IT managers' greatest impediment is that they fail to express the importance of the IT shops to the CFO, according to project management consultants.
IT has had a lot to prove in the boardroom since the well-documented blasting of the IT industry by Commonwealth Bank of Australia's managing director David Murray at the 2002 World Congress on IT in Adelaide earlier in the year, when he said IT had failed to deliver on promises.
IT must benchmark assets and projects to show quantifiable business outcomes to the CFO, businesses must conversely start to appreciate IT as a tool for profit and growth, rather than as another cost, in order to be recognised as a mature organisation, according to industry consultants and analysts.
When it comes to software management, for instance, most IT managers and CIOs have no formal plans for renovation or specific upgrading, no concept of replacement cost and no idea of the useful life of any of their software according to Paul Radford, managing director of software measurement tools supplier Charismatek Software Metrics.
Radford estimates 80 per cent of Australian IT groups are at the bottom end of IT maturity - that is they're in "chaos".

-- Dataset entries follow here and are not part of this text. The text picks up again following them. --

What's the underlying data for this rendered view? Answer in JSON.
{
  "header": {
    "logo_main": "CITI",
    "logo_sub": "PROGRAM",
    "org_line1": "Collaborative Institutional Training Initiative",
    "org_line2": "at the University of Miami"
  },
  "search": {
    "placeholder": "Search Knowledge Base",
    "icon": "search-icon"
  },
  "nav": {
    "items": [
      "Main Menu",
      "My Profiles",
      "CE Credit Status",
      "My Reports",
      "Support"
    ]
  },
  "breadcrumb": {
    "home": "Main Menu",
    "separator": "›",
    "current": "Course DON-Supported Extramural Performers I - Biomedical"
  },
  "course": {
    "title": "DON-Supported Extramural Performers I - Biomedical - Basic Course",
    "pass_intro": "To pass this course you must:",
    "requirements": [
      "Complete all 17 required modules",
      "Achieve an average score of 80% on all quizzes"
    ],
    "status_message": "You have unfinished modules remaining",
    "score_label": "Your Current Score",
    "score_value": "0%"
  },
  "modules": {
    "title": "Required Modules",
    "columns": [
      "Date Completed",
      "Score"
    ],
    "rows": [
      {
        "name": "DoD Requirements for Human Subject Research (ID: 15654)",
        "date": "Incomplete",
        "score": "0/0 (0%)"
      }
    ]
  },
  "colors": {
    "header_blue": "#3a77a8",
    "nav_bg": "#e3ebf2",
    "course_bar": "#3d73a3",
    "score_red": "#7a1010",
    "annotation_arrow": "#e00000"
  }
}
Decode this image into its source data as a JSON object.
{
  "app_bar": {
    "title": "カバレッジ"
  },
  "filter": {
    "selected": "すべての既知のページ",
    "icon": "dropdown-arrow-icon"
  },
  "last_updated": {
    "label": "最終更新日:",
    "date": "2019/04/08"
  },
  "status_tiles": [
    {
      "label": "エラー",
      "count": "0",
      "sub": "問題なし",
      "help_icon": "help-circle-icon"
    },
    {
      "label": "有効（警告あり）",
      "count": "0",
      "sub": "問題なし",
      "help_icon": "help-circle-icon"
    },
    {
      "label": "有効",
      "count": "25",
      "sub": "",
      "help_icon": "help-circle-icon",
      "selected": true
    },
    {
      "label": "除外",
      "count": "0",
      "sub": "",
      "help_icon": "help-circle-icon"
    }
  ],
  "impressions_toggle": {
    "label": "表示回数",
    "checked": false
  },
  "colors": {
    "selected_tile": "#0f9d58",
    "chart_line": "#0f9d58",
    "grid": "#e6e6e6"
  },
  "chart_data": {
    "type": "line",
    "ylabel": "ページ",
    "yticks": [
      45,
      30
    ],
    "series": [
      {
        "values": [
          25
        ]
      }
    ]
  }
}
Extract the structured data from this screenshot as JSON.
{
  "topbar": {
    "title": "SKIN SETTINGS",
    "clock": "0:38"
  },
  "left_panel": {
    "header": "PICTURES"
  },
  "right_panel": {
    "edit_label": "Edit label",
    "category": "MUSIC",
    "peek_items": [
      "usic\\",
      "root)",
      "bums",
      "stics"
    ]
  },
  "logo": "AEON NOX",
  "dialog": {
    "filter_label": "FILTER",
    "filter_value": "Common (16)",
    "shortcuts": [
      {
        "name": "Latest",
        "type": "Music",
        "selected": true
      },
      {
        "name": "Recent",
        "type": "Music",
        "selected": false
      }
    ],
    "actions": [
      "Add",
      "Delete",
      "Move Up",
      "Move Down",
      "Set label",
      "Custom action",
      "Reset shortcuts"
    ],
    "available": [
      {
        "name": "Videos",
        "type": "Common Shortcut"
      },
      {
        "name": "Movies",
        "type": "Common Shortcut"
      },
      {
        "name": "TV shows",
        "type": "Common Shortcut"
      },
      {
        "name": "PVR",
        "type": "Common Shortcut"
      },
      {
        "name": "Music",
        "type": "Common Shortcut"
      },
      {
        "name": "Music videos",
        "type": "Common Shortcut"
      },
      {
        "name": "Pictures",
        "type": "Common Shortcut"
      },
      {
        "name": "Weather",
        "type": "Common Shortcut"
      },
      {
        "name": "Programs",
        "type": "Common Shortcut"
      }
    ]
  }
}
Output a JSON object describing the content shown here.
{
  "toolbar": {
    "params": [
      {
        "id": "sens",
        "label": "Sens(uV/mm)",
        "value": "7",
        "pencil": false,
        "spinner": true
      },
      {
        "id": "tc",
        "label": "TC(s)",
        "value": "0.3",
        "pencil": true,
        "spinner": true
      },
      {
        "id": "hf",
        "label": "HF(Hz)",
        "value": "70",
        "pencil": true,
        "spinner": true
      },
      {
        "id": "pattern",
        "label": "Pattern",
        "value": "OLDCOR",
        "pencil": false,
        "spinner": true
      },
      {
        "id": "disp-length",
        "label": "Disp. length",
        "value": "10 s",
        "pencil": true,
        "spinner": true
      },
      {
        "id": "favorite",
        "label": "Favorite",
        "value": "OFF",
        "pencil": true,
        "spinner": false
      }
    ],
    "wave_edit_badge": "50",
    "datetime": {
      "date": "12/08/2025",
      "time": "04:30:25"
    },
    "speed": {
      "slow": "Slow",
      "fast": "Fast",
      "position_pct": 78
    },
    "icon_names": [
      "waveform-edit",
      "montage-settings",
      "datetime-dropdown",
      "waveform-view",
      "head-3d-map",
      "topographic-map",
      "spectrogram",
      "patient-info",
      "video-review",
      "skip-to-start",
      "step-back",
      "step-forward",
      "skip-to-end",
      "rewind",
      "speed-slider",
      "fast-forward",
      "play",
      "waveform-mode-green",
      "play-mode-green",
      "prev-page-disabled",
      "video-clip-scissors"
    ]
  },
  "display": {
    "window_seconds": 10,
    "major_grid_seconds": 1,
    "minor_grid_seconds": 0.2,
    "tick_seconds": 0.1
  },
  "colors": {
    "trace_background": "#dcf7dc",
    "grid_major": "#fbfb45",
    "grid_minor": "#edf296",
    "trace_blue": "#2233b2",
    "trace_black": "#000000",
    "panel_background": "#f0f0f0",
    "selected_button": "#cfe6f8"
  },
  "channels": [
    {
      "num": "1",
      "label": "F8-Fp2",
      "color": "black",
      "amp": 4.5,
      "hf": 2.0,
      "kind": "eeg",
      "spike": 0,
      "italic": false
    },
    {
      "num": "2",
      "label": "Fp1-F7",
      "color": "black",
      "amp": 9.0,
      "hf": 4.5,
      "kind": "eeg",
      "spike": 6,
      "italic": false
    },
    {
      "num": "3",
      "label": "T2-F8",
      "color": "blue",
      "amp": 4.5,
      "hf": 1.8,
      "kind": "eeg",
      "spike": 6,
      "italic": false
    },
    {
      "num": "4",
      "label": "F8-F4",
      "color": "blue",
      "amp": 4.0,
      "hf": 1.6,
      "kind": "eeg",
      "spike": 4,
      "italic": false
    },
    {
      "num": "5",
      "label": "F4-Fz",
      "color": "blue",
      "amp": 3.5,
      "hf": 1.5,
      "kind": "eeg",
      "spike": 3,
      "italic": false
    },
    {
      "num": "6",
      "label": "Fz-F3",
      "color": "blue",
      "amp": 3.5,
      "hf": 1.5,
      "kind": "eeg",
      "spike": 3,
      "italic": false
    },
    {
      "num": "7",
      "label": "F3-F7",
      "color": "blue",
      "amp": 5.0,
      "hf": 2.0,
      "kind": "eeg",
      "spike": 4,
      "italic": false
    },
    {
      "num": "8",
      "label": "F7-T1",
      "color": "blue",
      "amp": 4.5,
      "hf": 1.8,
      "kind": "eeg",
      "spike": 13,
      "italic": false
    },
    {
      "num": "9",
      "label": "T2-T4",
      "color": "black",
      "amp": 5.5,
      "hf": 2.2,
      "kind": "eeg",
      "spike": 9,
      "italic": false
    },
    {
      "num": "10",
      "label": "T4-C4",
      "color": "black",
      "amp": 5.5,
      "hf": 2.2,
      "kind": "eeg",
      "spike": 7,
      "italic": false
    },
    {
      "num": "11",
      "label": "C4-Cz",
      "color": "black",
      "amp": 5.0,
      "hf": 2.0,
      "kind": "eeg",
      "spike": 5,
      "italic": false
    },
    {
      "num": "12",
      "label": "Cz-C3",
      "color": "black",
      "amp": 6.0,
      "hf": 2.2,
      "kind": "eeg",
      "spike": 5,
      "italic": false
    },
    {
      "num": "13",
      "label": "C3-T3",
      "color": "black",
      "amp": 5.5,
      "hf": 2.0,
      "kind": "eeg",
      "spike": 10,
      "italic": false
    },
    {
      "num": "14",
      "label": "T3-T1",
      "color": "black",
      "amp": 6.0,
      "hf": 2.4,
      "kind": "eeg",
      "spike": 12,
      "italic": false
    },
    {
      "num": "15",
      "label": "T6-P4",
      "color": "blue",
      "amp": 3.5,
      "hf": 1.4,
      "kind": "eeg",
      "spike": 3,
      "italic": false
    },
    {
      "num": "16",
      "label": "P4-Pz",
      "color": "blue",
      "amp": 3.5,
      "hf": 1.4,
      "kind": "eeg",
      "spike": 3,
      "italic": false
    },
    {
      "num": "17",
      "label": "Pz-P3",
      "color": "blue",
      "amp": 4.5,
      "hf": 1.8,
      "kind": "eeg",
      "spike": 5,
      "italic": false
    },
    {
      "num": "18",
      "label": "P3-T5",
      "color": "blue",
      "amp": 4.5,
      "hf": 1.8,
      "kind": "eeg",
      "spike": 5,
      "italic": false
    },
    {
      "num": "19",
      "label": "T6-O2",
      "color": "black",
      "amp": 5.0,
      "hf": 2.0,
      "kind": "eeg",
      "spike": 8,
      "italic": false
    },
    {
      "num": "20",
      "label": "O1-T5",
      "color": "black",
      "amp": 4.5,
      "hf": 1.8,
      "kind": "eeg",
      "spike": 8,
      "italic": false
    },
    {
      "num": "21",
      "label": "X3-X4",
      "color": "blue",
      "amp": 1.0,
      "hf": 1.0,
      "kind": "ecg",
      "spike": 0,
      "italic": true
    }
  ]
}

"This means no repeatable process, no knowledge of IT performance capability, and no means of applying software engineering principles," he said.
IT managers commonly subscribe to certain models recognised by the industry to measure the maturity of the IT shop - such as the Capability Maturity Model (CMM) proposed by the Software Engineering Institute and the Software Process Improvement Capability dEtermination model (SPICE) proposed by the International Standards Organisation.
Most Australian organisations are rated CMM Level one, according to Radford.
Janice Fitzpatrick, a business consultant with Brisbane-based IT project management consulting group Insytegroup, said it is not a question of IT proving its maturity to the boardroom, but of general business maturity.
"There's no point in the IT [shop] reaching a higher level in the CMM if the object of their being - the business - can't make rational business decisions on their IT investments," Fitzpatrick said.
Micheal D'Aprix, management consultant and founder of Zelva group consultancy, said: "[IT managers are] struggling to get on the same wavelength as the company. They are struggling to express to the CFO or the financial controller where the business deliverables really are.
"The problem a lot of CEOs have is what I call 'IT strategy by magazine', where they read something in the various business magazines and say 'that's what we want' without any rhyme or reason or business case. It just sounds good and looks exciting and that opens a whole Pandora's box of troubles," D'Aprix told Computerworld.
"You often find that budgets get eroded, projects are starved of money and IT is asked to do things where they've got no clear business objectives for it. When it doesn't deliver, IT catches it in the neck."
D'Aprix said one of the biggest causes of project failure is IT fails to communicate the WITFM (What's in it for me?) factor to boardrooms.
"If you spend money, you want to know where and when that investment will deliver a return. Most IT projects get killed because no one [in IT] ever worked that out," he said.
"The other thing we forget in IT is that IT expenditure is about 2 to 3 per cent of the total company budget; 2 per cent of the overall equation is not going to get an awful lot of time on radar."
It is only when the IT manager can show the boardroom how it's going to affect the broader part of organisation and the bottom line will IT overcome resistance from the CFO, he added.
For James Robertson, managing director at knowledge management consultancy Step Two Designs, a 'buy in' and 'user-centric' approach can curb project failure, thereby supporting the view of a mature IT organisation in the eyes of the business.
"From what I've seen, most IT projects over-run, in both time and money, because they attempted to deliver a solution in isolation of the actual users. These projects are typically not aligned with business goals or strategies, leading to further scope creep," Robertson said.
"If all the stakeholders have 'buy in' when developing IT systems, there is unlikely to be a nasty surprise at the end of the project," he said.
However, while acknowledging scope creep as a problem, Robertson questions the value of "slavishly sticking" to the original project scope if it becomes apparent that this is not what the business requires.
"What is more important: IT project success or overall business success? A successfully delivered $50 million project is worth nothing if it doesn't provide concrete business benefits, regardless of whether it was delivered on time, and on budget."
In response to the estimated billions of dollars being wasted in IT investments each year, Standards Australia is developing a new national guideline for IT governance and project management, which are expected to be released for public comment in 2003.
The body is also planning to develop guidelines for IT contract conditions, project management, and case studies on project underperformance.
Other standards to measure IT maturity include the Capability Maturity Model (CMM), developed at Carnegie Mellon University's Software Engineering Institute by Watts Humphrey. CMM is both a way of gauging how good an organisation's software development process is and an approach to making it better. It rates organisations on a scale from one to five.
Similarly, the Software Process Improvement Capability dEtermination model (SPICE) is a standard for process assessment that aims to ensure that participating organisations are at the forefront of new technology.